Original languageEnglish (US)
Pages (from-to)30-38
Number of pages9
JournalMaterials Today
Volume11
Issue numberSUPPL.
DOIs
StatePublished - 2008

Fingerprint

Electron microscopes
electron microscopes
Arsenals
Nanoscience
nanotechnology
chemical analysis
Nanotechnology
Nanostructured materials
Nanostructures
Imaging techniques
Atoms
synthesis
configurations
Chemical analysis
atoms

ASJC Scopus subject areas

  • Materials Science(all)
  • Condensed Matter Physics
  • Mechanical Engineering
  • Mechanics of Materials

Cite this

Ultimate resolution in the electron microscope? / Smith, David.

In: Materials Today, Vol. 11, No. SUPPL., 2008, p. 30-38.

Research output: Contribution to journalArticle

@article{d19283311c984242b412905c32d53fa4,
title = "Ultimate resolution in the electron microscope?",
abstract = "Nanoscience and nanotechnology are closely intertwined subjects that are attracting ever-increasing attention, both in the scientific world and in the marketplace.
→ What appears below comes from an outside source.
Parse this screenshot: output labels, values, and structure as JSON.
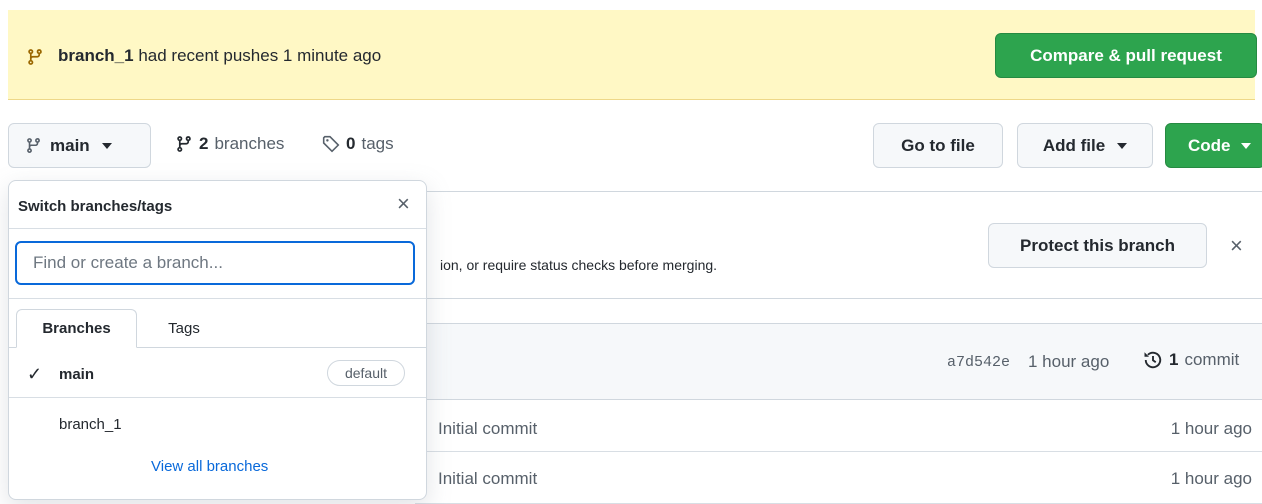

Major developments in growth and synthesis methods mean that atoms can nowadays be manipulated in a controlled fashion to produce novel properties that are often not found in bulk materials. Techniques for locating and identifying atomic configurations within nanostructures become even more essential in the relentless drive towards realizing optimal physical behavior. In this regard, the electron microscope, with its intrinsic capacity for atomic-scale imaging and chemical analysis, has become an indispensable tool in the arsenal of the materials scientist interested in nanostructured materials. This article provides an overview of progress made towards achieving theoretical resolution limits in the electron microscope and discusses further factors that could affect the ultimate resolution attainable.",
author = "David Smith",
year = "2008",
doi = "10.1016/S1369-7021(07)70350-4",
language = "English (US)",
volume = "11",
pages = "30--38",
journal = "Materials Today",
issn = "1369-7021",
publisher = "Elsevier",
number = "SUPPL.",

}

TY - JOUR

T1 - Ultimate resolution in the electron microscope?

AU - Smith, David

PY - 2008

Y1 - 2008

N2 - Nanoscience and nanotechnology are closely intertwined subjects that are attracting ever-increasing attention, both in the scientific world and in the marketplace. Major developments in growth and synthesis methods mean that atoms can nowadays be manipulated in a controlled fashion to produce novel properties that are often not found in bulk materials. Techniques for locating and identifying atomic configurations within nanostructures become even more essential in the relentless drive towards realizing optimal physical behavior. In this regard, the electron microscope, with its intrinsic capacity for atomic-scale imaging and chemical analysis, has become an indispensable tool in the arsenal of the materials scientist interested in nanostructured materials. This article provides an overview of progress made towards achieving theoretical resolution limits in the electron microscope and discusses further factors that could affect the ultimate resolution attainable.

AB - Nanoscience and nanotechnology are closely intertwined subjects that are attracting ever-increasing attention, both in the scientific world and in the marketplace. Major developments in growth and synthesis methods mean that atoms can nowadays be manipulated in a controlled fashion to produce novel properties that are often not found in bulk materials. Techniques for locating and identifying atomic configurations within nanostructures become even more essential in the relentless drive towards realizing optimal physical behavior. In this regard, the electron microscope, with its intrinsic capacity for atomic-scale imaging and chemical analysis, has become an indispensable tool in the arsenal of the materials scientist interested in nanostructured materials. This article provides an overview of progress made towards achieving theoretical resolution limits in the electron microscope and discusses further factors that could affect the ultimate resolution attainable.

UR - http://www.scopus.com/inward/record.url?scp=58249143397&partnerID=8YFLogxK

UR - http://www.scopus.com/inward/citedby.url?scp=58249143397&partnerID=8YFLogxK

U2 - 10.1016/S1369-7021(07)70350-4

DO - 10.1016/S1369-7021(07)70350-4

M3 - Article

AN - SCOPUS:58249143397

VL - 11

SP - 30

EP - 38

JO - Materials Today

JF - Materials Today

SN - 1369-7021

IS - SUPPL.

ER -